STAT 213: Introduction to Statistics I, University of Calgary introduces students to probability, including Bayes' law, expectations, and distributions. The course covers discrete and continuous random variables, as well as properties of the normal curve.
✔ (Summary) What You Will Learn:
 Population and Sample: The population of interest refers to the entire group in a research context that a researcher wants to study or generalize the findings to, while a sample is a subset of the population. A parameter is a characteristic of the entire population, and a statistic is a characteristic of a sample.
 Quantitative and Qualitative Variables: Quantitative variables are numerical and can be measured, while qualitative variables are categorical and describe nonnumeric characteristics.

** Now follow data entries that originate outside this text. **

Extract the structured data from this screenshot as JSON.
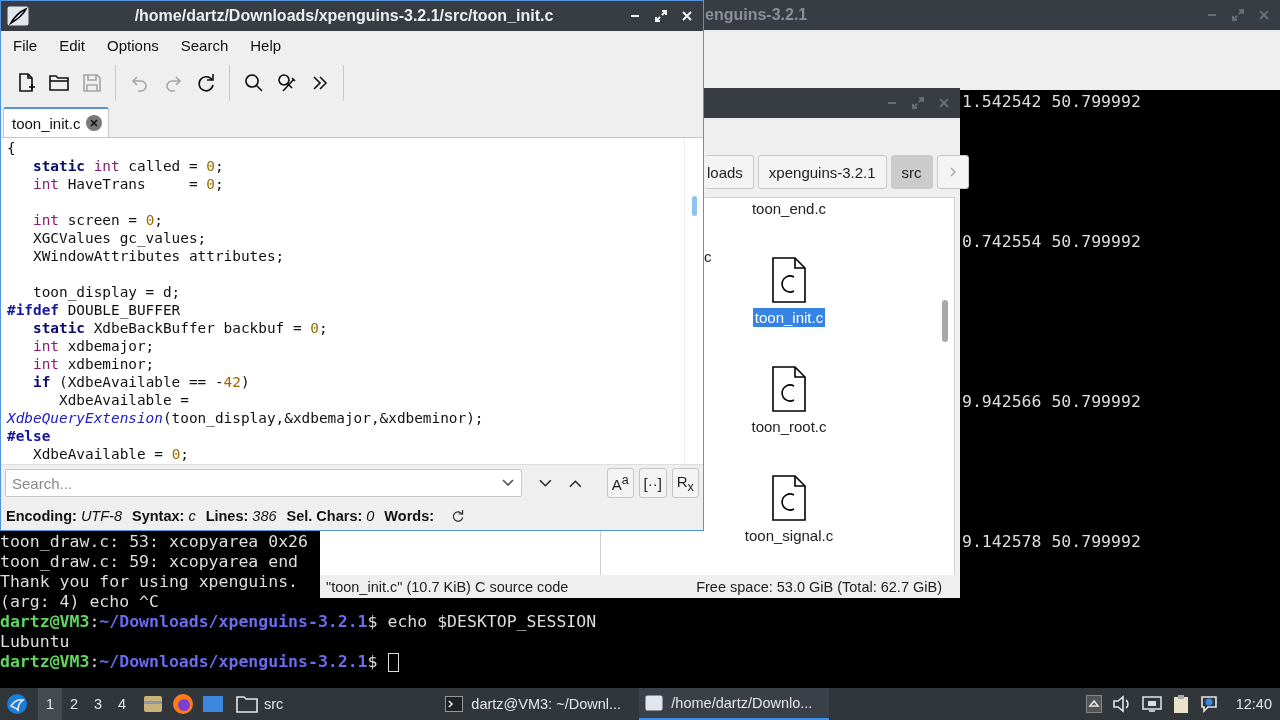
{
  "terminal": {
    "title": "enguins-3.2.1",
    "readouts": [
      "1.542542 50.799992",
      "0.742554 50.799992",
      "9.942566 50.799992",
      "9.142578 50.799992"
    ],
    "lines": [
      {
        "kind": "output",
        "text": "toon_draw.c: 53: xcopyarea 0x26"
      },
      {
        "kind": "output",
        "text": "toon_draw.c: 59: xcopyarea end"
      },
      {
        "kind": "output",
        "text": "Thank you for using xpenguins."
      },
      {
        "kind": "output",
        "text": "(arg: 4) echo ^C"
      },
      {
        "kind": "prompt",
        "user": "dartz@VM3",
        "sep": ":",
        "path": "~/Downloads/xpenguins-3.2.1",
        "symbol": "$",
        "command": "echo $DESKTOP_SESSION",
        "cursor": false
      },
      {
        "kind": "output",
        "text": "Lubuntu"
      },
      {
        "kind": "prompt",
        "user": "dartz@VM3",
        "sep": ":",
        "path": "~/Downloads/xpenguins-3.2.1",
        "symbol": "$",
        "cursor": true
      }
    ]
  },
  "file_manager": {
    "path": [
      {
        "label": "loads",
        "selected": false
      },
      {
        "label": "xpenguins-3.2.1",
        "selected": false
      },
      {
        "label": "src",
        "selected": true
      }
    ],
    "files": [
      {
        "name": "toon_end.c",
        "selected": false
      },
      {
        "name": "toon_init.c",
        "selected": true
      },
      {
        "name": "toon_root.c",
        "selected": false
      },
      {
        "name": "toon_signal.c",
        "selected": false
      }
    ],
    "fragments": [
      "c"
    ],
    "status_left": "\"toon_init.c\" (10.7 KiB) C source code",
    "status_right": "Free space: 53.0 GiB (Total: 62.7 GiB)"
  },
  "editor": {
    "title": "/home/dartz/Downloads/xpenguins-3.2.1/src/toon_init.c",
    "menu": [
      "File",
      "Edit",
      "Options",
      "Search",
      "Help"
    ],
    "toolbar": [
      [
        {
          "kind": "new",
          "disabled": false
        },
        {
          "kind": "open",
          "disabled": false
        },
        {
          "kind": "save",
          "disabled": true
        }
      ],
      [
        {
          "kind": "undo",
          "disabled": true
        },
        {
          "kind": "redo",
          "disabled": true
        },
        {
          "kind": "reload",
          "disabled": false
        }
      ],
      [
        {
          "kind": "find",
          "disabled": false
        },
        {
          "kind": "replace",
          "disabled": false
        },
        {
          "kind": "more",
          "disabled": false
        }
      ]
    ],
    "tabs": [
      {
        "label": "toon_init.c",
        "selected": true
      }
    ],
    "code": [
      {
        "kind": "code",
        "tokens": [
          {
            "s": "{",
            "kind": "plain"
          }
        ]
      },
      {
        "kind": "code",
        "tokens": [
          {
            "s": "   static",
            "kind": "keyword"
          },
          {
            "s": " int",
            "kind": "type"
          },
          {
            "s": " called = ",
            "kind": "plain"
          },
          {
            "s": "0",
            "kind": "number"
          },
          {
            "s": ";",
            "kind": "plain"
          }
        ]
      },
      {
        "kind": "code",
        "tokens": [
          {
            "s": "   int",
            "kind": "type"
          },
          {
            "s": " HaveTrans     = ",
            "kind": "plain"
          },
          {
            "s": "0",
            "kind": "number"
          },
          {
            "s": ";",
            "kind": "plain"
          }
        ]
      },
      {
        "kind": "blank"
      },
      {
        "kind": "code",
        "tokens": [
          {
            "s": "   int",
            "kind": "type"
          },
          {
            "s": " screen = ",
            "kind": "plain"
          },
          {
            "s": "0",
            "kind": "number"
          },
          {
            "s": ";",
            "kind": "plain"
          }
        ]
      },
      {
        "kind": "code",
        "tokens": [
          {
            "s": "   XGCValues gc_values;",
            "kind": "plain"
          }
        ]
      },
      {
        "kind": "code",
        "tokens": [
          {
            "s": "   XWindowAttributes attributes;",
            "kind": "plain"
          }
        ]
      },
      {
        "kind": "blank"
      },
      {
        "kind": "code",
        "tokens": [
          {
            "s": "   toon_display = d;",
            "kind": "plain"
          }
        ]
      },
      {
        "kind": "code",
        "tokens": [
          {
            "s": "#ifdef",
            "kind": "preprocessor"
          },
          {
            "s": " DOUBLE_BUFFER",
            "kind": "plain"
          }
        ]
      },
      {
        "kind": "code",
        "tokens": [
          {
            "s": "   static",
            "kind": "keyword"
          },
          {
            "s": " XdbeBackBuffer backbuf = ",
            "kind": "plain"
          },
          {
            "s": "0",
            "kind": "number"
          },
          {
            "s": ";",
            "kind": "plain"
          }
        ]
      },
      {
        "kind": "code",
        "tokens": [
          {
            "s": "   int",
            "kind": "type"
          },
          {
            "s": " xdbemajor;",
            "kind": "plain"
          }
        ]
      },
      {
        "kind": "code",
        "tokens": [
          {
            "s": "   int",
            "kind": "type"
          },
          {
            "s": " xdbeminor;",
            "kind": "plain"
          }
        ]
      },
      {
        "kind": "code",
        "tokens": [
          {
            "s": "   if",
            "kind": "keyword"
          },
          {
            "s": " (XdbeAvailable == -",
            "kind": "plain"
          },
          {
            "s": "42",
            "kind": "number"
          },
          {
            "s": ")",
            "kind": "plain"
          }
        ]
      },
      {
        "kind": "code",
        "tokens": [
          {
            "s": "      XdbeAvailable =",
            "kind": "plain"
          }
        ]
      },
      {
        "kind": "code",
        "tokens": [
          {
            "s": "XdbeQueryExtension",
            "kind": "function"
          },
          {
            "s": "(toon_display,&xdbemajor,&xdbeminor);",
            "kind": "plain"
          }
        ]
      },
      {
        "kind": "code",
        "tokens": [
          {
            "s": "#else",
            "kind": "preprocessor"
          }
        ]
      },
      {
        "kind": "code",
        "tokens": [
          {
            "s": "   XdbeAvailable = ",
            "kind": "plain"
          },
          {
            "s": "0",
            "kind": "number"
          },
          {
            "s": ";",
            "kind": "plain"
          }
        ]
      }
    ],
    "search": {
      "placeholder": "Search...",
      "options": [
        "A$^{a}$",
        "[··]",
        "R$_{x}$"
      ]
    },
    "status": [
      {
        "label": "Encoding:",
        "value": "UTF-8"
      },
      {
        "label": "Syntax:",
        "value": "c"
      },
      {
        "label": "Lines:",
        "value": "386"
      },
      {
        "label": "Sel. Chars:",
        "value": "0"
      },
      {
        "label": "Words:"
      }
    ]
  },
  "taskbar": {
    "workspaces": [
      {
        "label": "1",
        "selected": true
      },
      {
        "label": "2",
        "selected": false
      },
      {
        "label": "3",
        "selected": false
      },
      {
        "label": "4",
        "selected": false
      }
    ],
    "launchers": [
      {
        "kind": "files"
      },
      {
        "kind": "browser"
      },
      {
        "kind": "desktop"
      }
    ],
    "folder": {
      "label": "src"
    },
    "tasks": [
      {
        "kind": "terminal",
        "label": "dartz@VM3: ~/Downl...",
        "selected": false
      },
      {
        "kind": "editor",
        "label": "/home/dartz/Downlo...",
        "selected": true
      }
    ],
    "tray": [
      {
        "kind": "arrow"
      },
      {
        "kind": "volume"
      },
      {
        "kind": "network"
      },
      {
        "kind": "clipboard"
      },
      {
        "kind": "notify"
      }
    ],
    "clock": "12:40"
  }
}
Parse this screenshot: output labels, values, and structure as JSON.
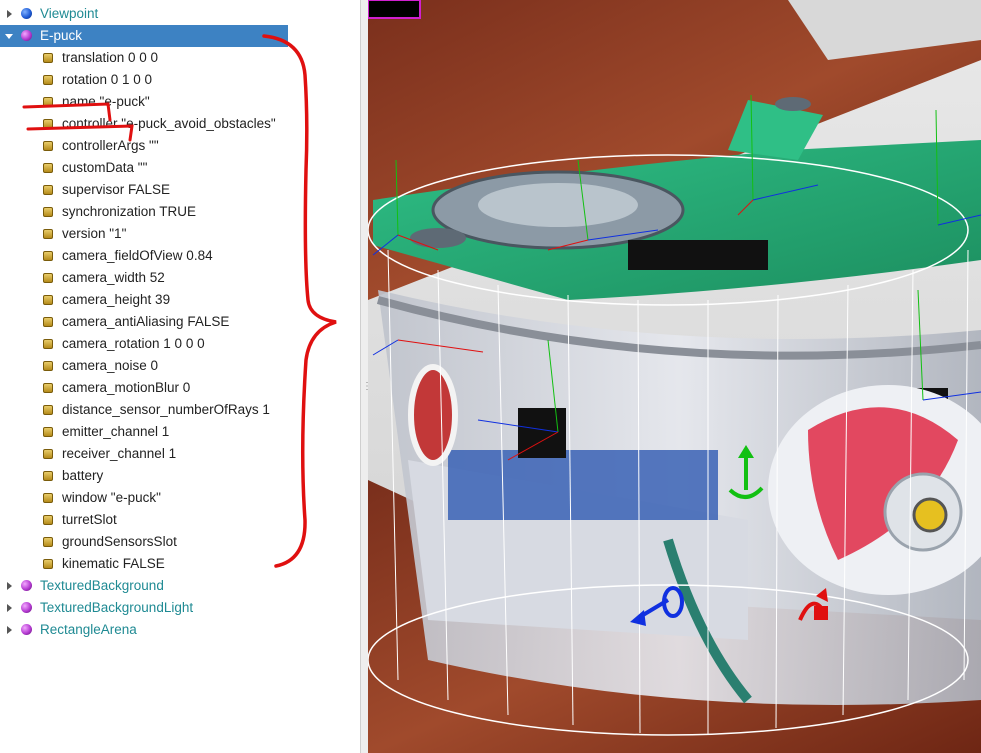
{
  "scene_tree": {
    "nodes_before": [
      {
        "label": "Viewpoint",
        "icon": "blue-sphere-icon"
      }
    ],
    "selected_node": {
      "label": "E-puck",
      "icon": "purple-sphere-icon",
      "expanded": true
    },
    "fields": [
      "translation 0 0 0",
      "rotation 0 1 0 0",
      "name \"e-puck\"",
      "controller \"e-puck_avoid_obstacles\"",
      "controllerArgs \"\"",
      "customData \"\"",
      "supervisor FALSE",
      "synchronization TRUE",
      "version \"1\"",
      "camera_fieldOfView 0.84",
      "camera_width 52",
      "camera_height 39",
      "camera_antiAliasing FALSE",
      "camera_rotation 1 0 0 0",
      "camera_noise 0",
      "camera_motionBlur 0",
      "distance_sensor_numberOfRays 1",
      "emitter_channel 1",
      "receiver_channel 1",
      "battery",
      "window \"e-puck\"",
      "turretSlot",
      "groundSensorsSlot",
      "kinematic FALSE"
    ],
    "nodes_after": [
      {
        "label": "TexturedBackground",
        "icon": "purple-sphere-icon"
      },
      {
        "label": "TexturedBackgroundLight",
        "icon": "purple-sphere-icon"
      },
      {
        "label": "RectangleArena",
        "icon": "purple-sphere-icon"
      }
    ]
  },
  "colors": {
    "selection": "#3d82c3",
    "node_text": "#1f8a93",
    "annotation": "#e01010"
  },
  "viewport": {
    "subject": "e-puck robot 3D view",
    "gizmo_colors": {
      "x": "#e01010",
      "y": "#12c012",
      "z": "#1030e0"
    }
  }
}
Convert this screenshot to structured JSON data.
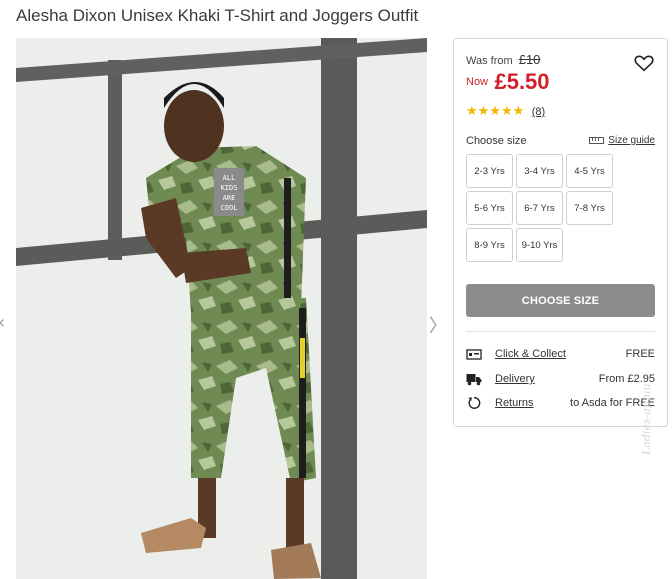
{
  "product": {
    "title": "Alesha Dixon Unisex Khaki T-Shirt and Joggers Outfit"
  },
  "gallery": {
    "prev_icon": "chevron-left-icon",
    "next_icon": "chevron-right-icon",
    "prev_glyph": "‹",
    "next_glyph": "〉",
    "tshirt_print": [
      "ALL",
      "KIDS",
      "ARE",
      "COOL"
    ]
  },
  "pricing": {
    "was_label": "Was from",
    "was_price": "£10",
    "now_label": "Now",
    "now_price": "£5.50",
    "price_color": "#d21f2b"
  },
  "wishlist": {
    "icon": "heart-icon"
  },
  "rating": {
    "stars_display": "★★★★★",
    "stars": 4.5,
    "review_count": "(8)",
    "star_color": "#f2b700"
  },
  "size": {
    "label": "Choose size",
    "guide_label": "Size guide",
    "guide_icon": "ruler-icon",
    "options": [
      "2-3 Yrs",
      "3-4 Yrs",
      "4-5 Yrs",
      "5-6 Yrs",
      "6-7 Yrs",
      "7-8 Yrs",
      "8-9 Yrs",
      "9-10 Yrs"
    ]
  },
  "cta": {
    "label": "CHOOSE SIZE",
    "color": "#8c8c8c"
  },
  "delivery": [
    {
      "icon": "click-collect-icon",
      "label": "Click & Collect",
      "value": "FREE"
    },
    {
      "icon": "delivery-truck-icon",
      "label": "Delivery",
      "value": "From £2.95"
    },
    {
      "icon": "returns-icon",
      "label": "Returns",
      "value": "to Asda for FREE"
    }
  ],
  "watermark": {
    "text": "Ladies-ap.uu"
  }
}
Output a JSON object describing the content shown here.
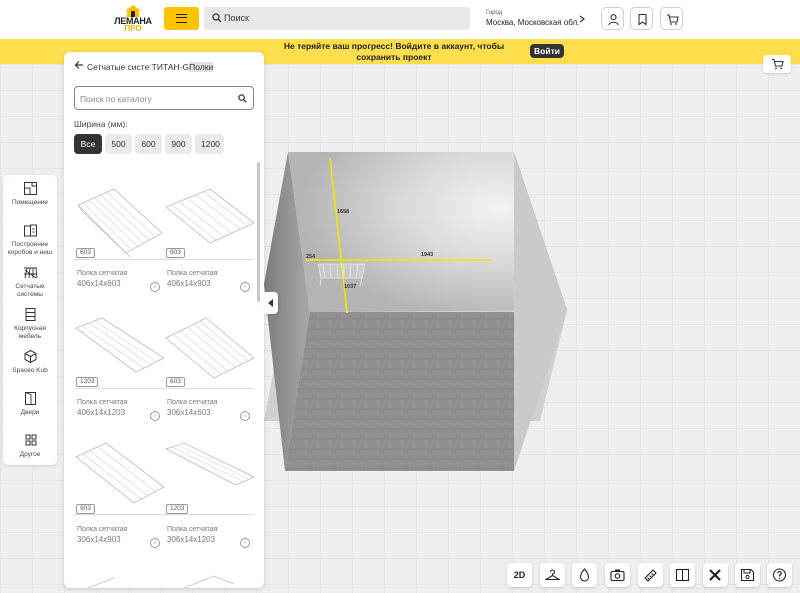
{
  "header": {
    "logo_line1": "ЛЕМАНА",
    "logo_line2": "ПРО",
    "search_placeholder": "Поиск",
    "city_label": "Город",
    "city_value": "Москва, Московская обл."
  },
  "banner": {
    "text": "Не теряйте ваш прогресс! Войдите в аккаунт, чтобы сохранить проект",
    "button": "Войти"
  },
  "toolbar": {
    "items": [
      {
        "label": "Помещение",
        "icon": "room-plan-icon"
      },
      {
        "label": "Построение коробов и ниш",
        "icon": "boxes-icon"
      },
      {
        "label": "Сетчатые системы",
        "icon": "mesh-shelf-icon"
      },
      {
        "label": "Корпусная мебель",
        "icon": "cabinet-icon"
      },
      {
        "label": "Spaceo Kub",
        "icon": "cube-icon"
      },
      {
        "label": "Двери",
        "icon": "door-icon"
      },
      {
        "label": "Другое",
        "icon": "grid-icon"
      }
    ]
  },
  "panel": {
    "title_prefix": "Сетчатые систе ТИТАН-G",
    "title_highlight": "Полки",
    "search_placeholder": "Поиск по каталогу",
    "width_label": "Ширина (мм):",
    "chips": [
      "Все",
      "500",
      "600",
      "900",
      "1200"
    ],
    "products": [
      {
        "tag": "603",
        "name": "Полка сетчатая",
        "size": "406x14x603"
      },
      {
        "tag": "903",
        "name": "Полка сетчатая",
        "size": "406x14x903"
      },
      {
        "tag": "1203",
        "name": "Полка сетчатая",
        "size": "406x14x1203"
      },
      {
        "tag": "603",
        "name": "Полка сетчатая",
        "size": "306x14x603"
      },
      {
        "tag": "903",
        "name": "Полка сетчатая",
        "size": "306x14x903"
      },
      {
        "tag": "1203",
        "name": "Полка сетчатая",
        "size": "306x14x1203"
      }
    ]
  },
  "scene": {
    "dimensions": {
      "height": "1658",
      "left_offset": "254",
      "right_length": "1943",
      "shelf_height": "1037"
    }
  },
  "bottom_tools": {
    "view_2d": "2D",
    "items": [
      "hanger-icon",
      "light-icon",
      "camera-icon",
      "measure-icon",
      "split-view-icon",
      "tools-icon",
      "save-icon",
      "help-icon"
    ]
  },
  "colors": {
    "brand_yellow": "#fdc300",
    "banner_yellow": "#fdde4d",
    "dimension_yellow": "#f2e600"
  }
}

 Distribution Shape, Center, and Spread: The shape of a distribution can be described by its symmetry or skewness. The center of a distribution can be measured using various statistics like mean, median, or mode. The spread of a distribution can be described by its range, variance, or standard deviation.
 Probability: Probabilities can be computed for simple events (single outcomes) and compound events (combinations of outcomes). Examples of mutually exclusive events, independent events, and conditional events can be used to illustrate these concepts.
 Random Variables: A random variable is a variable whose possible values are numerical outcomes of a random experiment. Random variables can have a distribution, a measure of center (expected value), and a measure of dispersion (variance and standard deviation).
 Expected Value, Variance, and Standard Deviation: The expected value, variance, and standard deviation can be computed for both discrete and continuous random variables. These summary statistics have the same meaning for both types of random variables.
 Central Limit Theorem (CLT): The Central Limit Theorem can be applied to both the sample mean and sample proportion to determine how likely they are to fall within a given range of values.
 Bivariate Data Analysis: Bivariate data analysis involves determining the strength of a linear relationship between two variables of interest based on a scatter plot and the correlation coefficient, building a simple linear regression line, interpreting the slope and intercept parameter estimates, outlining and checking assumptions behind the simple linear model, and finding the coefficient of determination and explaining its meaning.
 Confidence Intervals (Interval Estimation): Confidence intervals can be constructed and interpreted for a population mean and a population proportion. Confidence interval estimation of the population mean emphasizes the use of the Student's Tdistribution.
 Sample Size Calculation: The required sample size can be computed for a given confidence level and tolerable amount of sampling error when the statistical investigation involves estimation of either a population mean or a population proportion.
 Hypothesis Testing: Hypothesis testing for a population mean and a population proportion involves setting up the null and alternative hypotheses, identifying the appropriate test statistic, computing the value of the test statistic, stating the rejection region, calculating the Pvalue, determining whether the data supports the null hypothesis or not, and interpreting the meaning of the Pvalue in the context of the data.
✔ Knowledge & Skills Gained:
By the end of STAT 213, you will have gained a solid understanding of the fundamental concepts of probability and statistics. You will be able to apply these concepts to realworld problems, such as calculating probabilities, determining expectations, and working with various types of distributions. Additionally, you will be familiar with the properties of the normal curve and its applications in statistical analysis.